Father And Son Sent To Prison Over $20 Million Lottery Scam
May 24, 2023 | Tags: ZEROHEDGEFather And Son Sent To Prison Over $20 Million Lottery Scam
A Massachusetts father and son have been sent to prison over a decade-long, $20 million lottery fraud scheme designed to enrich themselves while helping prize winners avoid paying taxes on their windfall.
Watertown residents Ali Jaafar, 63, and Yousef Jaafar, 29, cashed in roughly 14,000 winning lottery tickets over a 10-year period, laundering more than $20 million in proceeds. The pair then lied on their tax returns to cheat the IRS out of roughly $6 million, according to a Monday announcement by the US attorney's office in Boston, AP reports.
After purchasing the tickets, using the stores that sold them as go-betweens, the Jaafars claimed the full prize amount.

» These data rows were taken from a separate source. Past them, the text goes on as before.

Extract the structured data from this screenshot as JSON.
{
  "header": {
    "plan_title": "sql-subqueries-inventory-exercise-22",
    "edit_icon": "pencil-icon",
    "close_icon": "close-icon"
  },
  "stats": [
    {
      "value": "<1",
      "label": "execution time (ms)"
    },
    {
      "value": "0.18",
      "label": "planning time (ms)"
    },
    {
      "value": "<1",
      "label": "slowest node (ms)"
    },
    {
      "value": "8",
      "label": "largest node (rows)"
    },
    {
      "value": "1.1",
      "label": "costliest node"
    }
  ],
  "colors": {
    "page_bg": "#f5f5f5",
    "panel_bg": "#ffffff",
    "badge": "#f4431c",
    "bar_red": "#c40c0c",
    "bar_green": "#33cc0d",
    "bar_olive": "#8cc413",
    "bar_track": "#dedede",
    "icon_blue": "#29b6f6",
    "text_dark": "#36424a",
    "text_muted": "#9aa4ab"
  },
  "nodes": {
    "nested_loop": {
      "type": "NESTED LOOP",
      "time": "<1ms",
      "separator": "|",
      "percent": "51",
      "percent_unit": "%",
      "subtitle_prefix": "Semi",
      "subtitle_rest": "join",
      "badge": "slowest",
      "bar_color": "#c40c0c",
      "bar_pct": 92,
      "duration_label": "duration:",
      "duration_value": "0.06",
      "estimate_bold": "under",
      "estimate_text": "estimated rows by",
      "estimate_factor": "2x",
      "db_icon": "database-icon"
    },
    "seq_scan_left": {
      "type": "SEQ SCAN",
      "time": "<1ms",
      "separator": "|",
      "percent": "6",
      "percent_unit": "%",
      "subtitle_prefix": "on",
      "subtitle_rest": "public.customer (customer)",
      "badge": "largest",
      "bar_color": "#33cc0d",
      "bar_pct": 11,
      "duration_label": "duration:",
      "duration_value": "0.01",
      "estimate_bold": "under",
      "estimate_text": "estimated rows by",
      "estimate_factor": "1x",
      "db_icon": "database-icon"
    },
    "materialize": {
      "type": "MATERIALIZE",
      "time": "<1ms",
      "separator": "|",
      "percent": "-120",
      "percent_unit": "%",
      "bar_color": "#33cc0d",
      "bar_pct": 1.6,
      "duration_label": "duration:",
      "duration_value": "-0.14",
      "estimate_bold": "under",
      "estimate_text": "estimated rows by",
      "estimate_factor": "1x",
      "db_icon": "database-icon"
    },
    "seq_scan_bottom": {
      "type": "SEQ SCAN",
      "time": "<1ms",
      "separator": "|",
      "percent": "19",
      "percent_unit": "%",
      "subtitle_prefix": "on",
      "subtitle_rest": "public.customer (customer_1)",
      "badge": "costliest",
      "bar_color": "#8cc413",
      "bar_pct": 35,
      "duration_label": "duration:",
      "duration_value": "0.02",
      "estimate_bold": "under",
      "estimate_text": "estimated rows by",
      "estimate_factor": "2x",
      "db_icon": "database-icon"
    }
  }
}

Although they reported the winnings on their tax returns, they also claimed equivalent fake gambling losses as an offset to avoid federal income taxes, prosecutors said.
Ali Jaafar was sentenced to five years in prison. Yousef Jaafar received a sentence of more than four years. They were also ordered to pay $6 million in restitution and forfeit the profits from their scheme.
The two men were convicted in December of conspiracy to defraud the IRS, conspiracy to commit money laundering, and filing a false tax return.
According to the DOJ; "Based upon their submitted lottery claims, in 2019, Ali Jaafar was the top individual lottery ticket casher for Massachusetts. Mohamed Jaafar was the third highest individual ticket casher and Yousef Jaafar was the fourth highest individual ticket casher. In total, the three family members received more than $1,200,000 in tax refunds by claiming other peoples’ lottery tickets as their own and then offsetting those winnings with fake gambling losses on their tax returns."
Another one of Ali Jaafar's sons, Mohamed Jaafar, pleaded guilty to his role in the scheme in November, and is currently awaiting sentencing.
The scheme involved paying the owners of dozens of stores that sell lottery tickets to facilitate the transactions. At present, the state lottery commission is in the process of revoking or suspending the licenses of more than 40 lottery agents.